INSTRUCTIONS TO FOLLOW:
Your reply should be the complete data, reproduced exactly.

____ DATA SECTION

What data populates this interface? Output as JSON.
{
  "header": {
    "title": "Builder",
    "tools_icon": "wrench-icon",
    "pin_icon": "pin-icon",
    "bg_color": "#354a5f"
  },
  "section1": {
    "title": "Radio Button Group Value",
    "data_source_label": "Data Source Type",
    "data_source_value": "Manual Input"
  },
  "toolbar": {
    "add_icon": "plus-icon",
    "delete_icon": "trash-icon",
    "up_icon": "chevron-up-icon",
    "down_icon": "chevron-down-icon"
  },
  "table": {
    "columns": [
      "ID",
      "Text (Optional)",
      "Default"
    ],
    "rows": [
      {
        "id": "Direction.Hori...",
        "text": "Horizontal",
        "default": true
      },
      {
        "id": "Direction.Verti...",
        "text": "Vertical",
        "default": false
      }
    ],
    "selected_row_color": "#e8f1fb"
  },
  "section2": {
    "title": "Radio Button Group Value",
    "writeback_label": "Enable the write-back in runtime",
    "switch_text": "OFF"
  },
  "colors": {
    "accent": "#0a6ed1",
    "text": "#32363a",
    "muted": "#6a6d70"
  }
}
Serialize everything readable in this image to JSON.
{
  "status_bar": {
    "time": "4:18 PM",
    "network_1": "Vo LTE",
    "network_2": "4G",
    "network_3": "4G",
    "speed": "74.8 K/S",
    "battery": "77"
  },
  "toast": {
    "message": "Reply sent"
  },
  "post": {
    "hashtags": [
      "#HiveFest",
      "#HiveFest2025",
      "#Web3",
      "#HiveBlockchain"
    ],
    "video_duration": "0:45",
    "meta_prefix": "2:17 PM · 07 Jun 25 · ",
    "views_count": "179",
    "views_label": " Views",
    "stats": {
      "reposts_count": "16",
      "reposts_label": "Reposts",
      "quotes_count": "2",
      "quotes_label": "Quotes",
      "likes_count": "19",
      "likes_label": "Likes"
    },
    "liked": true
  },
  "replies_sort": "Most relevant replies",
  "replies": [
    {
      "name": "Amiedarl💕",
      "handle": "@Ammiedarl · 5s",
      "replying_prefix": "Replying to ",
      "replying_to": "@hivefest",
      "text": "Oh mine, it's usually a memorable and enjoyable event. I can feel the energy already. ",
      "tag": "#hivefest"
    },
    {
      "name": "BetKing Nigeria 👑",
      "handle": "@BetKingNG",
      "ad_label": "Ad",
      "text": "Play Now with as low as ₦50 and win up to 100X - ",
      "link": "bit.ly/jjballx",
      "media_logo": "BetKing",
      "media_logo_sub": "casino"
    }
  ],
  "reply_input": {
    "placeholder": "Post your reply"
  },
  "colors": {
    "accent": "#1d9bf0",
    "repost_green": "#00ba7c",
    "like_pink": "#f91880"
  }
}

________

WORKED SOLUTION:
What data populates this interface? Output as JSON.
{
  "header": {
    "title": "Builder",
    "tools_icon": "wrench-icon",
    "pin_icon": "pin-icon",
    "bg_color": "#354a5f"
  },
  "section1": {
    "title": "Radio Button Group Value",
    "data_source_label": "Data Source Type",
    "data_source_value": "Manual Input"
  },
  "toolbar": {
    "add_icon": "plus-icon",
    "delete_icon": "trash-icon",
    "up_icon": "chevron-up-icon",
    "down_icon": "chevron-down-icon"
  },
  "table": {
    "columns": [
      "ID",
      "Text (Optional)",
      "Default"
    ],
    "rows": [
      {
        "id": "Direction.Hori...",
        "text": "Horizontal",
        "default": true
      },
      {
        "id": "Direction.Verti...",
        "text": "Vertical",
        "default": false
      }
    ],
    "selected_row_color": "#e8f1fb"
  },
  "section2": {
    "title": "Radio Button Group Value",
    "writeback_label": "Enable the write-back in runtime",
    "switch_text": "OFF"
  },
  "colors": {
    "accent": "#0a6ed1",
    "text": "#32363a",
    "muted": "#6a6d70"
  }
}
Serialize everything readable in this image to JSON.
{
  "status_bar": {
    "time": "4:18 PM",
    "network_1": "Vo LTE",
    "network_2": "4G",
    "network_3": "4G",
    "speed": "74.8 K/S",
    "battery": "77"
  },
  "toast": {
    "message": "Reply sent"
  },
  "post": {
    "hashtags": [
      "#HiveFest",
      "#HiveFest2025",
      "#Web3",
      "#HiveBlockchain"
    ],
    "video_duration": "0:45",
    "meta_prefix": "2:17 PM · 07 Jun 25 · ",
    "views_count": "179",
    "views_label": " Views",
    "stats": {
      "reposts_count": "16",
      "reposts_label": "Reposts",
      "quotes_count": "2",
      "quotes_label": "Quotes",
      "likes_count": "19",
      "likes_label": "Likes"
    },
    "liked": true
  },
  "replies_sort": "Most relevant replies",
  "replies": [
    {
      "name": "Amiedarl💕",
      "handle": "@Ammiedarl · 5s",
      "replying_prefix": "Replying to ",
      "replying_to": "@hivefest",
      "text": "Oh mine, it's usually a memorable and enjoyable event. I can feel the energy already. ",
      "tag": "#hivefest"
    },
    {
      "name": "BetKing Nigeria 👑",
      "handle": "@BetKingNG",
      "ad_label": "Ad",
      "text": "Play Now with as low as ₦50 and win up to 100X - ",
      "link": "bit.ly/jjballx",
      "media_logo": "BetKing",
      "media_logo_sub": "casino"
    }
  ],
  "reply_input": {
    "placeholder": "Post your reply"
  },
  "colors": {
    "accent": "#1d9bf0",
    "repost_green": "#00ba7c",
    "like_pink": "#f91880"
  }
}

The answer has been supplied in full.